> _DATA FOR PROCESSING_:
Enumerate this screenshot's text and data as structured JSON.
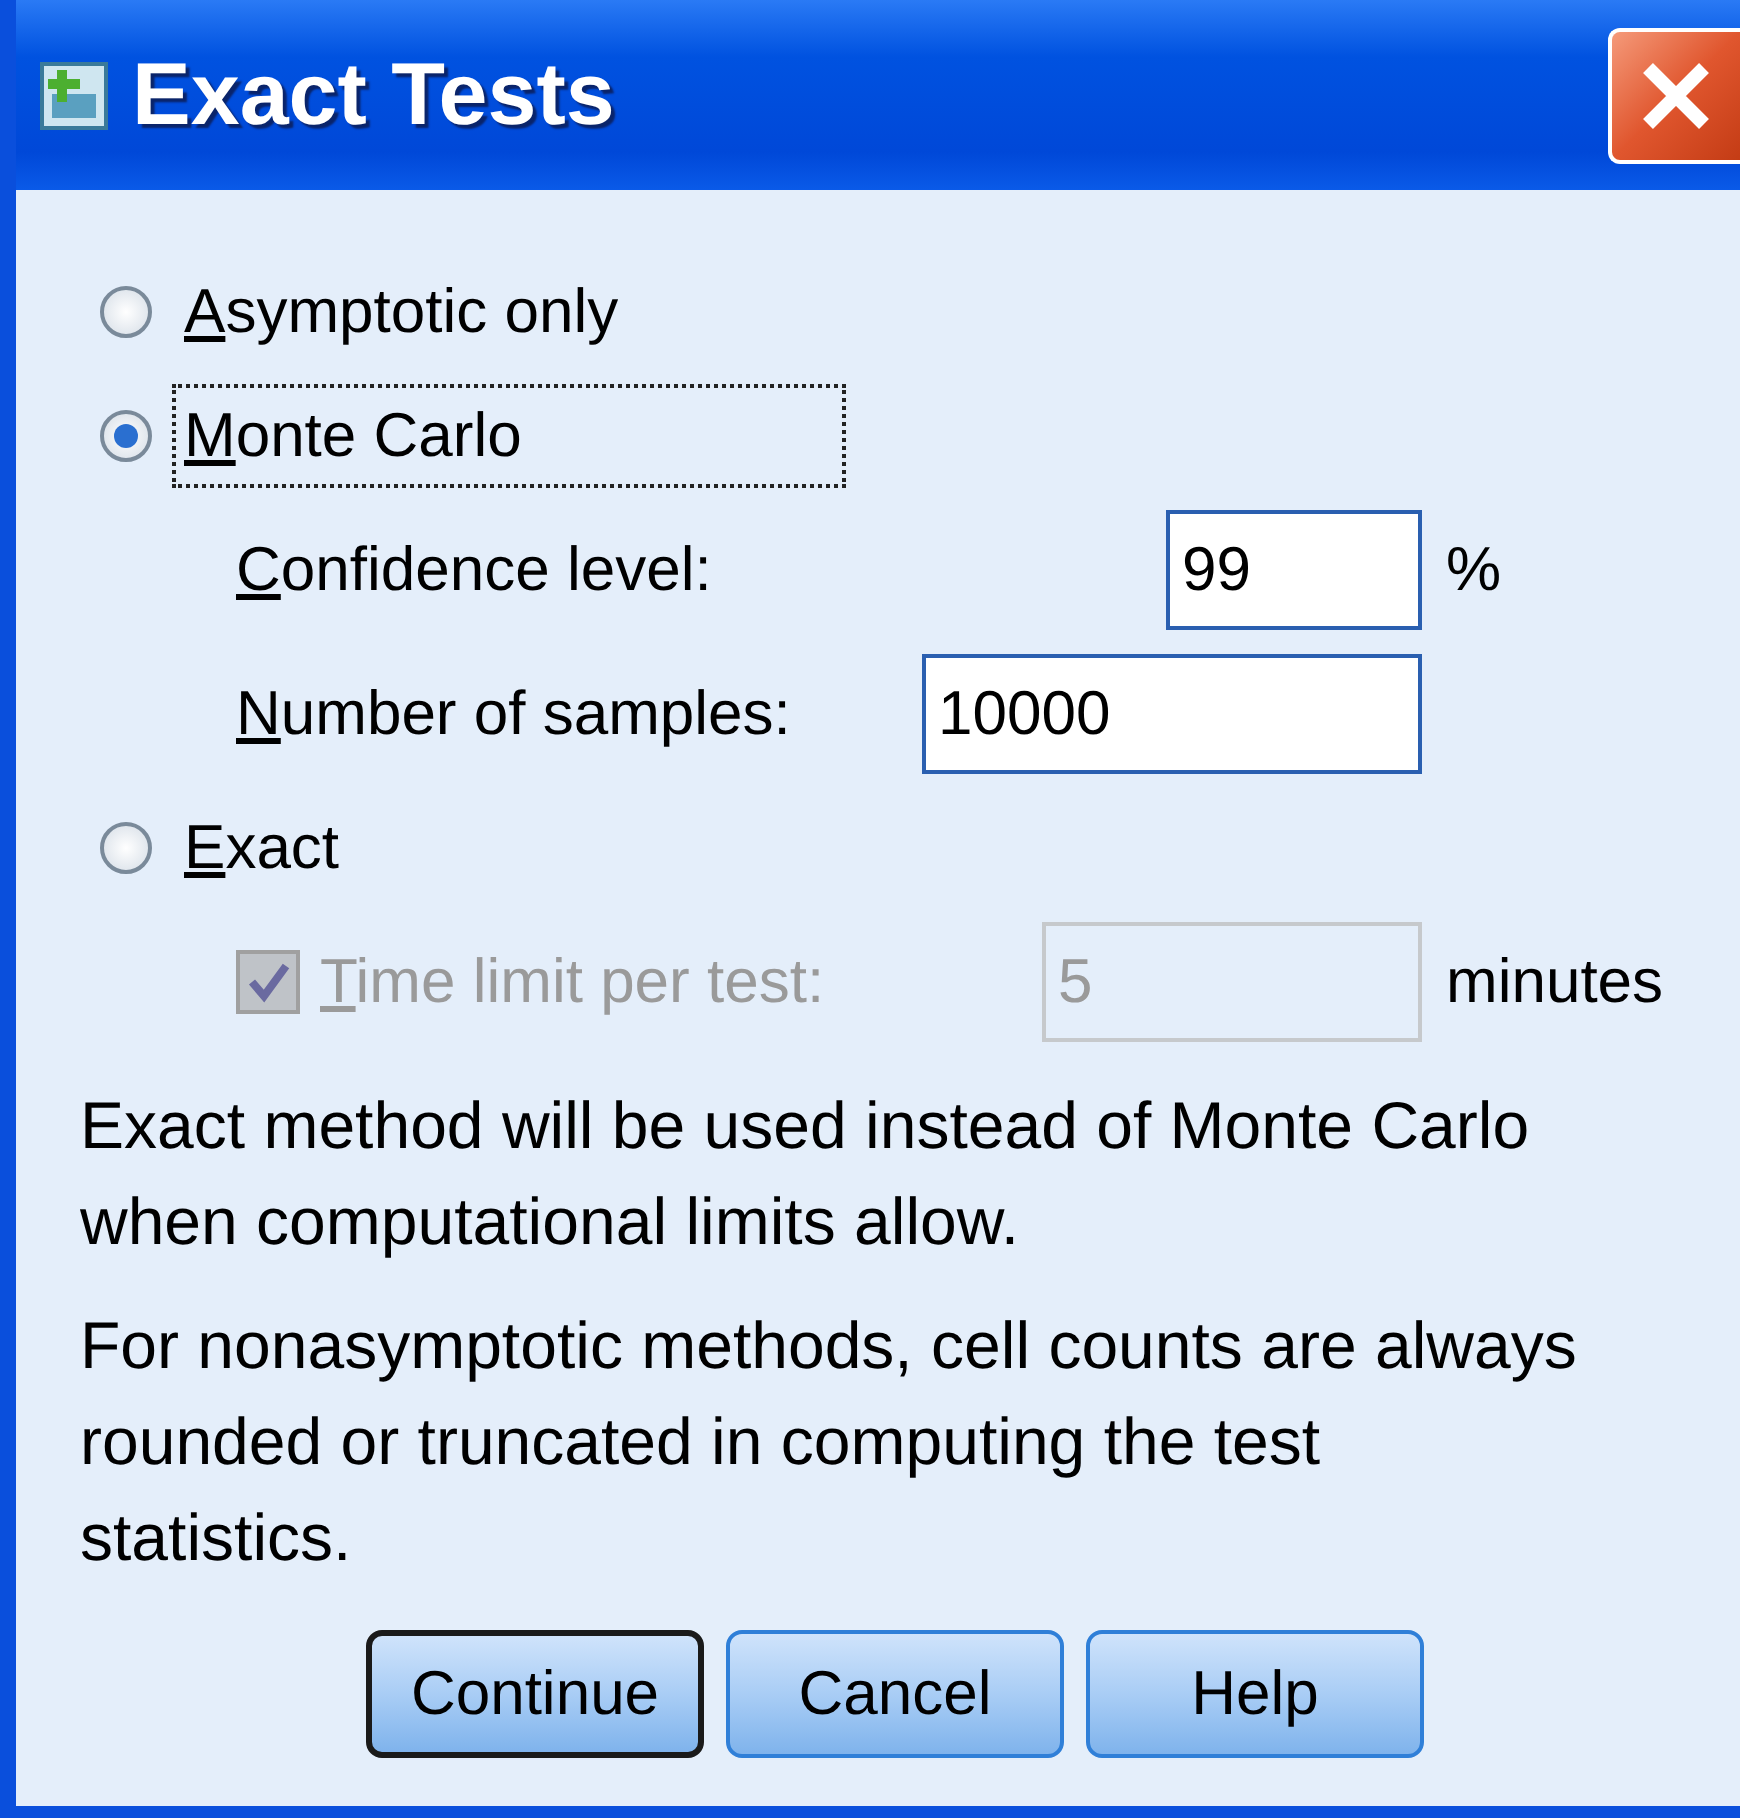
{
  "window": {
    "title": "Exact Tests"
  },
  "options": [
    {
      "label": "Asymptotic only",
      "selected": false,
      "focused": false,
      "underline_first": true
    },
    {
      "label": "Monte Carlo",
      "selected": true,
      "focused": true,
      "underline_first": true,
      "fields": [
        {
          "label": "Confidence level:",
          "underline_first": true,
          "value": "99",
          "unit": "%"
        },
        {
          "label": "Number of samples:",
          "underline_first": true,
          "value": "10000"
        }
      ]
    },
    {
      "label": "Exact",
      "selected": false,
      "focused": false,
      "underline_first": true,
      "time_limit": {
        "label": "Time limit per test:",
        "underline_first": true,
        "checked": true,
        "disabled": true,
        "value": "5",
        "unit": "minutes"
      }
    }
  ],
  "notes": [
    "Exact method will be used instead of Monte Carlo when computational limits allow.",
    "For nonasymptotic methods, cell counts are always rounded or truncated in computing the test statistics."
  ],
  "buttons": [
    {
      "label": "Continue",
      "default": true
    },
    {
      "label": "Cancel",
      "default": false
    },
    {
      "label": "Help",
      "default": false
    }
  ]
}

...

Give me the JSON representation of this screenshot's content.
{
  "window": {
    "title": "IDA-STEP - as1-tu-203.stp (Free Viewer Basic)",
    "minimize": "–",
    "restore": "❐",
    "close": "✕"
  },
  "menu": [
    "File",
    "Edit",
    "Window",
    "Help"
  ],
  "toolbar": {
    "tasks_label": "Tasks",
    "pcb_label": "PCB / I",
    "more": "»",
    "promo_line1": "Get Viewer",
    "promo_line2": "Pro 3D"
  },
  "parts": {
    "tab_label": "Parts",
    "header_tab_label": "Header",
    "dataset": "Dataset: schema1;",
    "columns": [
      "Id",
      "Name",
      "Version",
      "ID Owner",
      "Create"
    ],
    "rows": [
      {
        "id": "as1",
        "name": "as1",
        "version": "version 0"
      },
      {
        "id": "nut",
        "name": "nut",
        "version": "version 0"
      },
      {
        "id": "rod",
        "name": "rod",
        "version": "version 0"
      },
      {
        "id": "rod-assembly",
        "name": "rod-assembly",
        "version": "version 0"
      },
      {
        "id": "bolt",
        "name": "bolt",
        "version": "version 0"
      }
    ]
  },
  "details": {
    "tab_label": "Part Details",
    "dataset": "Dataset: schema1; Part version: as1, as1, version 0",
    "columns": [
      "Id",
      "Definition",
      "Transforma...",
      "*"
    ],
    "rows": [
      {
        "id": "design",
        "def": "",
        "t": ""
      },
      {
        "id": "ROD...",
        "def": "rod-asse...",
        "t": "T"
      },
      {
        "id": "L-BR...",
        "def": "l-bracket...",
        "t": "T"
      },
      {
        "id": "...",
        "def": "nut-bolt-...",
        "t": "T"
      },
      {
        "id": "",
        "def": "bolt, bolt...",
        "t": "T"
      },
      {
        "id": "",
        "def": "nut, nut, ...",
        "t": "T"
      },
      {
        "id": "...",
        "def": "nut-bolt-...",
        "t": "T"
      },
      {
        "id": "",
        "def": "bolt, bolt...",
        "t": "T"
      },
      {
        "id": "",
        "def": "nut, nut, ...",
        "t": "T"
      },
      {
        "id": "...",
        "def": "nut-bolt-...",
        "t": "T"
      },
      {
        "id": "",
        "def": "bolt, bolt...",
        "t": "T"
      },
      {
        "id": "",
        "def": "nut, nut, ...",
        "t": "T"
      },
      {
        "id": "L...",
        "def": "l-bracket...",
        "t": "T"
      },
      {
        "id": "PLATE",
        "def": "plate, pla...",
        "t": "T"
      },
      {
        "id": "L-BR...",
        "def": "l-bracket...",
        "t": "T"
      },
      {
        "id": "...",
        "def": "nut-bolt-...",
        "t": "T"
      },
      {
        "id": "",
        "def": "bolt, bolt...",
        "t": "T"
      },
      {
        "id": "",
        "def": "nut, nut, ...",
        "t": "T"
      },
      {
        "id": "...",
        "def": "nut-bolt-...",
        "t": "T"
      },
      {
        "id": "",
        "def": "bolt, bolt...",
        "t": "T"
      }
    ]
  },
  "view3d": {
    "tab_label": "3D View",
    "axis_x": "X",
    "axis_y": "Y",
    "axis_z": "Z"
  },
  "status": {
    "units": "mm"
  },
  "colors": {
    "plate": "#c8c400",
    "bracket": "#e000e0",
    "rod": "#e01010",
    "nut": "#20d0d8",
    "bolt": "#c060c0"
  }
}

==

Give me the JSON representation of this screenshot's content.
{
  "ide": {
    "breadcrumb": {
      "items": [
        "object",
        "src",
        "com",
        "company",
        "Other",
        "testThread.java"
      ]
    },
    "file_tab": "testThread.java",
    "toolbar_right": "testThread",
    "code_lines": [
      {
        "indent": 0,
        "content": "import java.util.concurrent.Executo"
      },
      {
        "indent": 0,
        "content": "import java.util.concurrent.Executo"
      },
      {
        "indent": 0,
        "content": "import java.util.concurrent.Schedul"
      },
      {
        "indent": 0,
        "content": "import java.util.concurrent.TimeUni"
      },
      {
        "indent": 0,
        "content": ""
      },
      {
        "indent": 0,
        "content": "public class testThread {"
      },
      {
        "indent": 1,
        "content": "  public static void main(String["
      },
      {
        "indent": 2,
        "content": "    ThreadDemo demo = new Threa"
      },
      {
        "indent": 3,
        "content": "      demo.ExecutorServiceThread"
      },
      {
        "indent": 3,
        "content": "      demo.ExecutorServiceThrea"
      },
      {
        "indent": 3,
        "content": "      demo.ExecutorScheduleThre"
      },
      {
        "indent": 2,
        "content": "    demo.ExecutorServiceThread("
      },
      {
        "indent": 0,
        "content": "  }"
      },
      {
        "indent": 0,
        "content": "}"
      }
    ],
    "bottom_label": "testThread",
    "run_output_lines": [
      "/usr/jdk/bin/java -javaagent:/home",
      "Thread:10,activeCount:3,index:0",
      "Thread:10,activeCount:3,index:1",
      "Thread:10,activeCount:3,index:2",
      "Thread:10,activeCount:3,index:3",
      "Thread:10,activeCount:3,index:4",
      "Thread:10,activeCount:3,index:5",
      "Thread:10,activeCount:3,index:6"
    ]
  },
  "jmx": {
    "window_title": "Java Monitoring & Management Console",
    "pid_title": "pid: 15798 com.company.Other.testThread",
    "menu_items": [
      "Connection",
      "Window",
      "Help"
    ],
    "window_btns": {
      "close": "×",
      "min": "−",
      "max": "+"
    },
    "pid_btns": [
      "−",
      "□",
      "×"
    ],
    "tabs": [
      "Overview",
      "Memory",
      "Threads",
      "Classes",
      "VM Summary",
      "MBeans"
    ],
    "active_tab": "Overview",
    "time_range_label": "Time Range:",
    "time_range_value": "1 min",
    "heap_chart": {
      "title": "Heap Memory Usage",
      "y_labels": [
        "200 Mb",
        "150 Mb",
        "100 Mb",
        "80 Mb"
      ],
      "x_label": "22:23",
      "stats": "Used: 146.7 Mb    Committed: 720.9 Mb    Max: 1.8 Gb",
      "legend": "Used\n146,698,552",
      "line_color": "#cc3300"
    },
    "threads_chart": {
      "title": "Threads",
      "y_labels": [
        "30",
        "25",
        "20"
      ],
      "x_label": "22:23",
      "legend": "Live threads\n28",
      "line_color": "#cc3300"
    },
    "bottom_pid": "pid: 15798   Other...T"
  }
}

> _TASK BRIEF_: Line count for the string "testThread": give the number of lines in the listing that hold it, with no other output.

> _EXERCISE RESPONSE_: 6